Public criticism is a nuisance every notable professional athlete and coach has to deal with in some way or another. In the case of former Houston Astros manager Dusty Baker, it was reason to retire (or at least one of the reasons).
Baker, who announced his retirement late last month after 26 seasons as an MLB manager, discussed the decision during an appearance on TNT’s “The Steam Room” podcast with Charles Barkley and Ernie Johnson. He presented a surprising reason for hanging up his toothpick.
Simply put, a certain segment of online Astros fans and media were too mean to him, via the Houston Chronicle:
“We had a lot of success here, Ernie and Charles, and then the last couple of months here weren’t very pleasant, because we weren’t 10 games ahead,” Baker said. “You spoil people.
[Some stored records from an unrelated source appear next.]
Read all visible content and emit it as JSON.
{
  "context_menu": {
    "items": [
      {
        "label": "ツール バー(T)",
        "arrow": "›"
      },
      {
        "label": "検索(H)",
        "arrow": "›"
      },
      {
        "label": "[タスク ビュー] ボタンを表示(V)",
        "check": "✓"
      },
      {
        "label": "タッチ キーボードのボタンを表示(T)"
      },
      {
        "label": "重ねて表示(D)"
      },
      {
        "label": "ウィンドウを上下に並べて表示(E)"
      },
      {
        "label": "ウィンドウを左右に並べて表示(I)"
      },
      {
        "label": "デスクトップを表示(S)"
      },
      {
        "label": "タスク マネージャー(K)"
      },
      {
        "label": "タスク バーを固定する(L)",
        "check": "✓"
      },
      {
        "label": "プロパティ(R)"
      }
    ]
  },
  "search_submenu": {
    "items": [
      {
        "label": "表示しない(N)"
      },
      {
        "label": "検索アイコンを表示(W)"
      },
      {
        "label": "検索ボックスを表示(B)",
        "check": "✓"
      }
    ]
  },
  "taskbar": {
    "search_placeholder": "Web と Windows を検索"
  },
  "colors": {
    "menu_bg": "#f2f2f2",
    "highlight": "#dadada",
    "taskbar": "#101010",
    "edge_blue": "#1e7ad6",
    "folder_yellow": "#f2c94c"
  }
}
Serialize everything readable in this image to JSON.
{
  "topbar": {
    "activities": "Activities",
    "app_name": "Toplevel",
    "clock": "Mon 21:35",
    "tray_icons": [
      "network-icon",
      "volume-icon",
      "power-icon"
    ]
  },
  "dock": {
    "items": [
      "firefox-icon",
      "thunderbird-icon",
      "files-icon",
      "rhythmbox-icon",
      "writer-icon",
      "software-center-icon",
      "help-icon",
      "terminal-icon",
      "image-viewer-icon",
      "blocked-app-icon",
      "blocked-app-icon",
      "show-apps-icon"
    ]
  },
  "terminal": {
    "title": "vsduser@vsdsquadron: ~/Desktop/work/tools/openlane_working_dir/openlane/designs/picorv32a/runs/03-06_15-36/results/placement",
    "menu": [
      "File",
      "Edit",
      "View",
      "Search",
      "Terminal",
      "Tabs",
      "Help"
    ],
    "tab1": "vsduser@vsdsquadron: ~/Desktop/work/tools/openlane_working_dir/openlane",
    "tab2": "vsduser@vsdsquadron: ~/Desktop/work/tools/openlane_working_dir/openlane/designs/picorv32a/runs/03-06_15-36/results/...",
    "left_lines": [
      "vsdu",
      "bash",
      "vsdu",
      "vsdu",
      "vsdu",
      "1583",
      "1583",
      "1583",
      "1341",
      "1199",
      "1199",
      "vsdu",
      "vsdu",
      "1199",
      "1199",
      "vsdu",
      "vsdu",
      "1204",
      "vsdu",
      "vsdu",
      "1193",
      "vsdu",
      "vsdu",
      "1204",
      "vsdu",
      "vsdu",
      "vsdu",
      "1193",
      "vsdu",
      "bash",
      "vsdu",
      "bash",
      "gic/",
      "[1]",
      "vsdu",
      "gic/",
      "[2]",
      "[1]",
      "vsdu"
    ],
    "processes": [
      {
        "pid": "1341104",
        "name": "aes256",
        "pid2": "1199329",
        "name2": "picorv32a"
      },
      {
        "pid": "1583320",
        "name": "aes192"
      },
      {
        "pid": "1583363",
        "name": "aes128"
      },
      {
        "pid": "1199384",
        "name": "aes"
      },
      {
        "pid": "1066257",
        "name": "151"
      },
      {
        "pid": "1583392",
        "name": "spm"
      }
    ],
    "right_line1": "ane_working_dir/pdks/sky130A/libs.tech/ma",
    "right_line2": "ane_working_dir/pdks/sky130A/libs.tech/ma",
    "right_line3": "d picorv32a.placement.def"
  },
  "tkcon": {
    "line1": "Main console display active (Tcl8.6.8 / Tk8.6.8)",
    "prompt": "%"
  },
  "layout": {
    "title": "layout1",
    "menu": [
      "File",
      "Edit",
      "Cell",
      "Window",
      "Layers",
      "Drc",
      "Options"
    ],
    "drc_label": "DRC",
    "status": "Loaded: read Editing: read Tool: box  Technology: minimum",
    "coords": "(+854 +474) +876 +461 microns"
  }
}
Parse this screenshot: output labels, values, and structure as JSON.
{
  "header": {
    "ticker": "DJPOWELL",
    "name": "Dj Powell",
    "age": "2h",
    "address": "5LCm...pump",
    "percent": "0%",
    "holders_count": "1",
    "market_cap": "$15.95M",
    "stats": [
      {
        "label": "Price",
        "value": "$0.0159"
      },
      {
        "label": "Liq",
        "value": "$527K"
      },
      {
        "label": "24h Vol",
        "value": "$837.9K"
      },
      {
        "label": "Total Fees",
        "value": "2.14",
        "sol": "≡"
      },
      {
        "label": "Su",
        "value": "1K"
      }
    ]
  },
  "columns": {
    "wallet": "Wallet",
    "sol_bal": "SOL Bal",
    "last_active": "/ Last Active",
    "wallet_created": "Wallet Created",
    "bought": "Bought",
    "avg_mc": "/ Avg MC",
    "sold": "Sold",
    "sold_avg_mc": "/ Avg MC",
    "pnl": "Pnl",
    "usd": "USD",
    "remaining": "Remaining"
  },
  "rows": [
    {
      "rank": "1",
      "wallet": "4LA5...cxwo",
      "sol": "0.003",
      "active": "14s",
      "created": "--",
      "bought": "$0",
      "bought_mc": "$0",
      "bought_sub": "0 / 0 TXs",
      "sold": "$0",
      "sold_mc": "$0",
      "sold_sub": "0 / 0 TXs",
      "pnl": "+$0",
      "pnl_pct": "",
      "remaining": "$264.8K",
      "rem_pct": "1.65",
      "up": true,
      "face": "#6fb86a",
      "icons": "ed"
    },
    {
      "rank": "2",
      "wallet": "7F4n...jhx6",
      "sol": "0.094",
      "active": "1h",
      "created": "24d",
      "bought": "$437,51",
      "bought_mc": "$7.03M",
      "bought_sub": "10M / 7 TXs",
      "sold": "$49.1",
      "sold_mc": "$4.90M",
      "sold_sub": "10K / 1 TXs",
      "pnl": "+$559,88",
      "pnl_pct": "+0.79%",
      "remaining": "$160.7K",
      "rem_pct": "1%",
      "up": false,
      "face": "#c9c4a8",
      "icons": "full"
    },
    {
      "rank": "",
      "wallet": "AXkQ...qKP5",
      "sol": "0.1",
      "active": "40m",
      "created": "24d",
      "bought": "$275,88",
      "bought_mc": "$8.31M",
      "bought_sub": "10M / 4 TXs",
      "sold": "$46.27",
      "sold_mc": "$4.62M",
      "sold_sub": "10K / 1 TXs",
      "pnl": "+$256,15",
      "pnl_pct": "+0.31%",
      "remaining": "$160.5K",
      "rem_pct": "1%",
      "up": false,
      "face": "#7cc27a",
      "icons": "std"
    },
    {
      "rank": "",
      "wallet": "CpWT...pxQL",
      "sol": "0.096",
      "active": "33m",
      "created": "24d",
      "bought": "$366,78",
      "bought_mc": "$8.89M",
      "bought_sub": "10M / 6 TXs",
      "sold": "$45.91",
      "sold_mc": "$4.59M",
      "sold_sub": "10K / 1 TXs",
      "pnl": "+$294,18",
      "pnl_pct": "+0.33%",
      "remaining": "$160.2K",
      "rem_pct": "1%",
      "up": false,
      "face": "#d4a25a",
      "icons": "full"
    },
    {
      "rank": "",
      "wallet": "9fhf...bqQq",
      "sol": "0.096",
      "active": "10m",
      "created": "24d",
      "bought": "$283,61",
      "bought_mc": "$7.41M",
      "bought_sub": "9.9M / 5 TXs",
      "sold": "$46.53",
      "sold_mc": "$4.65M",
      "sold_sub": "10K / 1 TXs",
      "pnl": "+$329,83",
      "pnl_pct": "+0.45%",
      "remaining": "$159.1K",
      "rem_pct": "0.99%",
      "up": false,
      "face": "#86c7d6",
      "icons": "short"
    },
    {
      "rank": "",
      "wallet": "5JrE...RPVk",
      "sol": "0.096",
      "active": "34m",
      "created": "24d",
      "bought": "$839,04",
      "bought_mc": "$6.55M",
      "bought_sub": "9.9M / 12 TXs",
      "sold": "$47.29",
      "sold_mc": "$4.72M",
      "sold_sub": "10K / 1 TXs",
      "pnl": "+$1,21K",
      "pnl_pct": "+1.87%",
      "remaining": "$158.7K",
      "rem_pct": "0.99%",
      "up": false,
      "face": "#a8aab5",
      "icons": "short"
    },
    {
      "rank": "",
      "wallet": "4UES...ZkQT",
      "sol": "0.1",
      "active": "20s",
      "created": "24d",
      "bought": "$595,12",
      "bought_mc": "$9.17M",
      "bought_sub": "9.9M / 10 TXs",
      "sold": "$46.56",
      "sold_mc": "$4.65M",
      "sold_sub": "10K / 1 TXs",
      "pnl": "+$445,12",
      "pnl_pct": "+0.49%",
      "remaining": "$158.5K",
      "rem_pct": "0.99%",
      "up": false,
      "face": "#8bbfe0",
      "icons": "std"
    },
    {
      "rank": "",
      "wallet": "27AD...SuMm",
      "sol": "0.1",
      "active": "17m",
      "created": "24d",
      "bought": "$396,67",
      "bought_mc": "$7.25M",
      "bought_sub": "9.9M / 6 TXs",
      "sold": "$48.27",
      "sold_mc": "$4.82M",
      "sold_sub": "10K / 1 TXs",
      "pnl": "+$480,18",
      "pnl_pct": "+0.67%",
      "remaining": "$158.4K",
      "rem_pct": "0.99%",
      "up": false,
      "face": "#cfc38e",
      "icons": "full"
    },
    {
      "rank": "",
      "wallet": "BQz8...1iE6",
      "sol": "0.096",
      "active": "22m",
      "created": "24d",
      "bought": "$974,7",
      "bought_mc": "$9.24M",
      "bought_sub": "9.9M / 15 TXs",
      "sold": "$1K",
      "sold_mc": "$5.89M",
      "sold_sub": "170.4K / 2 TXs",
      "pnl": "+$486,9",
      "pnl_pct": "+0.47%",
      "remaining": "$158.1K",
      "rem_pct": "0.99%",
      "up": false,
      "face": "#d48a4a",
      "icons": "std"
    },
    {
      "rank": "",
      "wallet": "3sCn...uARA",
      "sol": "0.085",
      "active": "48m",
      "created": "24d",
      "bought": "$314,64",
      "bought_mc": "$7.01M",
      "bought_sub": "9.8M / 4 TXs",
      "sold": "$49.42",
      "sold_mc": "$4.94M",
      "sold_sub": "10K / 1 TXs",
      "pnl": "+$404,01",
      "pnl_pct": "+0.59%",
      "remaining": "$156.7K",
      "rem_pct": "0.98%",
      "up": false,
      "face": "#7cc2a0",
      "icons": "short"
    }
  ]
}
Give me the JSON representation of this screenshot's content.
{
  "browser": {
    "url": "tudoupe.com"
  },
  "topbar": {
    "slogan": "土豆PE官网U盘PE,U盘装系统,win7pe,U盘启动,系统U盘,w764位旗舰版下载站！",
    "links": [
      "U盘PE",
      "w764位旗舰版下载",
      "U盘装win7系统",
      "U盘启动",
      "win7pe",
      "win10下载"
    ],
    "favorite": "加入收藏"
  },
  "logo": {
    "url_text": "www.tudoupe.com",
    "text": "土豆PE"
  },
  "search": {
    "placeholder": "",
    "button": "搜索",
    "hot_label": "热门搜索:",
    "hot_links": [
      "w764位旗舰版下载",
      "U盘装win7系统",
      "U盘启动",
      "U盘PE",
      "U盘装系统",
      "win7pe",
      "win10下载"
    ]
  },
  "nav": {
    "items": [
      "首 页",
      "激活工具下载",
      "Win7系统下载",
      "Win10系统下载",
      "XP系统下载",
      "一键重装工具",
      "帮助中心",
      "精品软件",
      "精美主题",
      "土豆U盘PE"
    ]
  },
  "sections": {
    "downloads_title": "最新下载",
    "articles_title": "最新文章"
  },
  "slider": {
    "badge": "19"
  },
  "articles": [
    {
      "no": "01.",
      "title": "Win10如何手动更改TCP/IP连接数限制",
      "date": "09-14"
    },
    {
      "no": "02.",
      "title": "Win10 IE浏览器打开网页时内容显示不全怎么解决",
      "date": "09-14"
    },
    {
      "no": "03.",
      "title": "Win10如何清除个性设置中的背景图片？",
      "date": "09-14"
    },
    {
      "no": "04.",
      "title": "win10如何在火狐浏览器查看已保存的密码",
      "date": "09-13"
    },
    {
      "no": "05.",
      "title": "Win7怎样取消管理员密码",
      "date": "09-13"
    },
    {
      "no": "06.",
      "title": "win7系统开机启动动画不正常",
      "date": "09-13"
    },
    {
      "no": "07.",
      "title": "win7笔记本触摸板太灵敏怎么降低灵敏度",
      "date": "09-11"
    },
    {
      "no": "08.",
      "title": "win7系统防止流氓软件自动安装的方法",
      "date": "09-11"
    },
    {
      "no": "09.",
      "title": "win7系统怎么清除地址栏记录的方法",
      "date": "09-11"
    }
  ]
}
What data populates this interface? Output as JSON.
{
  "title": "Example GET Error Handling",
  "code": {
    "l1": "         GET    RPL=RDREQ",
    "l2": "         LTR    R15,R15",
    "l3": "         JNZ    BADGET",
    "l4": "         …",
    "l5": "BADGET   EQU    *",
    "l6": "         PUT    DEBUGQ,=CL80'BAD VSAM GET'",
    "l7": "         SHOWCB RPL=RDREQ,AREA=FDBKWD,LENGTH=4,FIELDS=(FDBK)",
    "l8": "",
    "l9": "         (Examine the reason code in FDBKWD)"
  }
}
They think you’re supposed to win this every year running away and it’s not like that. Every year’s different. There was a whole bunch of criticism from 30-year-olds and bloggers and tweeters that I’m not doing this and I don’t know that and I told my wife, ‘You know, I’m kind of tired of this and tired of the scrutiny and if I could go manage and show up at say 6:30 for a 7 o’clock game and leave 30 minutes after the game, don’t do the (pregame and postgame interviews), I could manage for another four or five years.’ You know what I mean? After a while, you just get tired of answering questions.”
Baker had previously hinted at a similar sentiment in his retirement news conference, answering “somewhat, yeah,” when asked if he felt “mistreated” by members of the Houston media. He also mentioned that there were “a couple instances, a couple articles” that helped him make up his mind.
Blogger questions weren’t the sole reason for Baker’s retirement, though, as he told Barkley and Johnson that he also considered his health at 74 years old. His son Darren is also a player in the Washington Nationals organization, a career Baker seemed very interested in following more closely.
Baker joined the Astros in 2020, at a time when the franchise certainly needed someone like him. The managerial vacancy opened due to the firing of A.J. Hinch in the aftermath of the cheating scandal that rocked baseball and tainted the Astros’ reputation, not to mention their 2017 title. The team needed a manager that could give it an appearance of integrity, and Baker fit the bill.
That match certainly seemed to work out for both parties. Under Baker, the Astros posted a 320-226 regular season record, reached the ALCS all four seasons and won the World Series in 2022. Meanwhile, the Astros gave Baker a chance to get back into baseball two seasons after the Washington Nationals let him go and an organization with enough talent to consistently compete for the World Series.
Of course, Baker’s reputation for being the last true old school manager, fair or not, was a contrast with the previously stats-obsessed Astros, and maybe that was reflected in the questions and criticism he received as manager. Part of being a manager is fielding questions nearly every day, both before and after the games, and few, if any, of them enjoy that part of the job.
When you’re as accomplished as Baker, that can be reason enough to opt for retirement.